For someone who wants nothing more than to row on these hot summer mornings, who is relying on her bike as her means of transportation these days, introducing my knees to the pavement was a really dumb move.
But did I think all this in those seconds on the ground? No. I wanted to get away from the woman, and how. The compliant person in me stood up, moved my bike off the shared path (note, shared path; I had every right to be there, I later realized) to the less-safe bike path painted on the street that most bikers avoid on this curvy stretch.
“Are you okay?” she called from behind me, but I refused to look at her, only returned, “I’m fine! Thanks!” as I peeled off, like the better person I wanted to show I was.
After I rounded the corner I slowed my pace, realizing my knees were a bit banged up. I rode at a crawl the rest of the way home, my spirits flagging.

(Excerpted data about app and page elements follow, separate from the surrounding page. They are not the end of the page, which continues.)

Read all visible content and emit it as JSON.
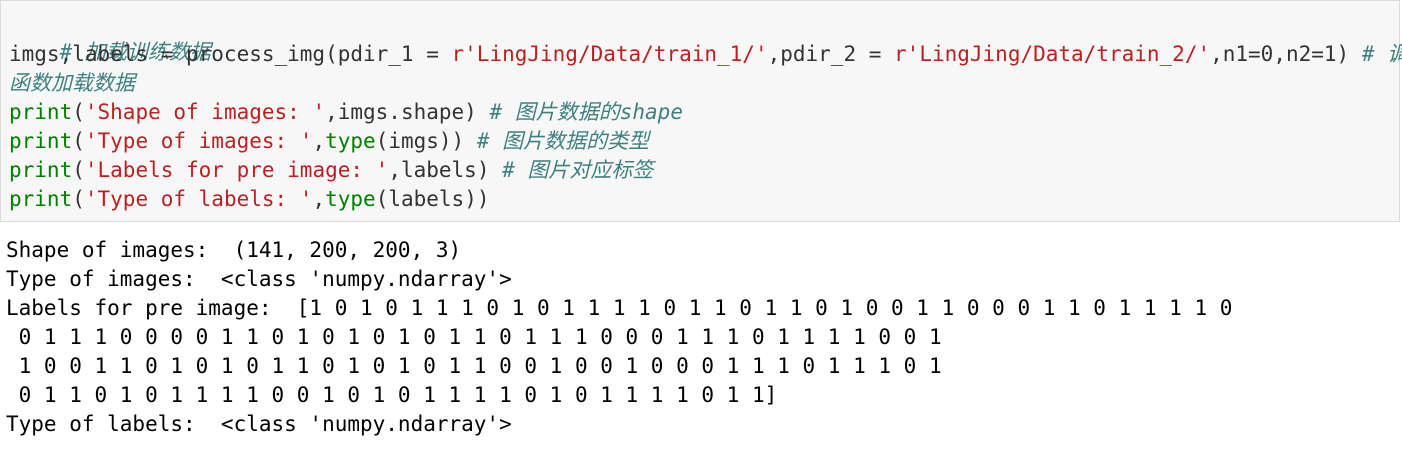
{
  "code_cell": {
    "line1_comment": "# 加载训练数据",
    "line2": {
      "prefix": "imgs,labels = process_img(pdir_1 = ",
      "str1": "r'LingJing/Data/train_1/'",
      "mid": ",pdir_2 = ",
      "str2": "r'LingJing/Data/train_2/'",
      "suffix": ",n1=0,n2=1) ",
      "comment": "# 调用"
    },
    "line3_comment_cont": "函数加载数据",
    "line4": {
      "fn": "print",
      "open": "(",
      "str": "'Shape of images: '",
      "rest": ",imgs.shape) ",
      "comment": "# 图片数据的shape"
    },
    "line5": {
      "fn": "print",
      "open": "(",
      "str": "'Type of images: '",
      "mid": ",",
      "fn2": "type",
      "rest": "(imgs)) ",
      "comment": "# 图片数据的类型"
    },
    "line6": {
      "fn": "print",
      "open": "(",
      "str": "'Labels for pre image: '",
      "rest": ",labels) ",
      "comment": "# 图片对应标签"
    },
    "line7": {
      "fn": "print",
      "open": "(",
      "str": "'Type of labels: '",
      "mid": ",",
      "fn2": "type",
      "rest": "(labels))"
    }
  },
  "output": {
    "lines": [
      "Shape of images:  (141, 200, 200, 3)",
      "Type of images:  <class 'numpy.ndarray'>",
      "Labels for pre image:  [1 0 1 0 1 1 1 0 1 0 1 1 1 1 0 1 1 0 1 1 0 1 0 0 1 1 0 0 0 1 1 0 1 1 1 1 0",
      " 0 1 1 1 0 0 0 0 1 1 0 1 0 1 0 1 0 1 1 0 1 1 1 0 0 0 1 1 1 0 1 1 1 1 0 0 1",
      " 1 0 0 1 1 0 1 0 1 0 1 1 0 1 0 1 0 1 1 0 0 1 0 0 1 0 0 0 1 1 1 0 1 1 1 0 1",
      " 0 1 1 0 1 0 1 1 1 1 0 0 1 0 1 0 1 1 1 1 0 1 0 1 1 1 1 0 1 1]",
      "Type of labels:  <class 'numpy.ndarray'>"
    ]
  },
  "colors": {
    "code_bg": "#f7f7f7",
    "builtin": "#008000",
    "string": "#ba2121",
    "comment": "#408080"
  }
}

I made it to our dollhouse of a garage, unlocked it, and stumbled inside; soon I was pacing the narrow path between kids’ bikes and lawnmower and gardening supplies. The garage was heating up with the day, but I didn’t want to come out; I left my sunglasses on so no passing neighbors would see my tears.
Berlin is over, I realized; Berlin Plus is over too. I’d said goodbye to Berlin, but I hadn’t prepared for this. I think I wanted this limbo to go on forever, my family checking in from points on the east coast, letting me enjoy the simple routines C and I had established, enjoying the sweet 12-year-old who is so happy to be the only child for a while. Keep the new job twinkling in the distance, not yet a reality.
Transitions are hard, but pavement is harder. My knees called out for ice and ibuprofen, and that’s what got me out of the garage.
Later, on the phone, I told M what happened. He offered little sympathy.
“Most people would count themselves lucky to be starting a new job,” he said, and even though he was right, that didn’t help at all. I’m not most people, I thought.
But he did find the right words before we hung up.
“Have a scotch,” he said.
I chuckled. Have a scotch. I don’t even drink scotch, and he knows it. But he wasn’t talking about scotch.
He was quoting his mother, and I recall Terry saying it to him many times in years past. Meaning: Enough already, my tiresome friend. Sit down. Mellow out. Whatever it is can’t be that bad. Take a minute and breathe. That, and pour yourself some Dewar’s if you’re so inclined.
It reminded me of being in Hanna’s piano room in Berlin a few months ago on a particularly unhappy day, the tissues piling up before me. I remember she said, “Just sit with it. For five minutes. It will change.” Meaning: No matter how bad you might feel in this moment, in five minutes, you will feel differently. Something will shift.
And that was what I needed to hear.
So we hung up, and I did not pour a scotch. I sat with it for five minutes, and it changed.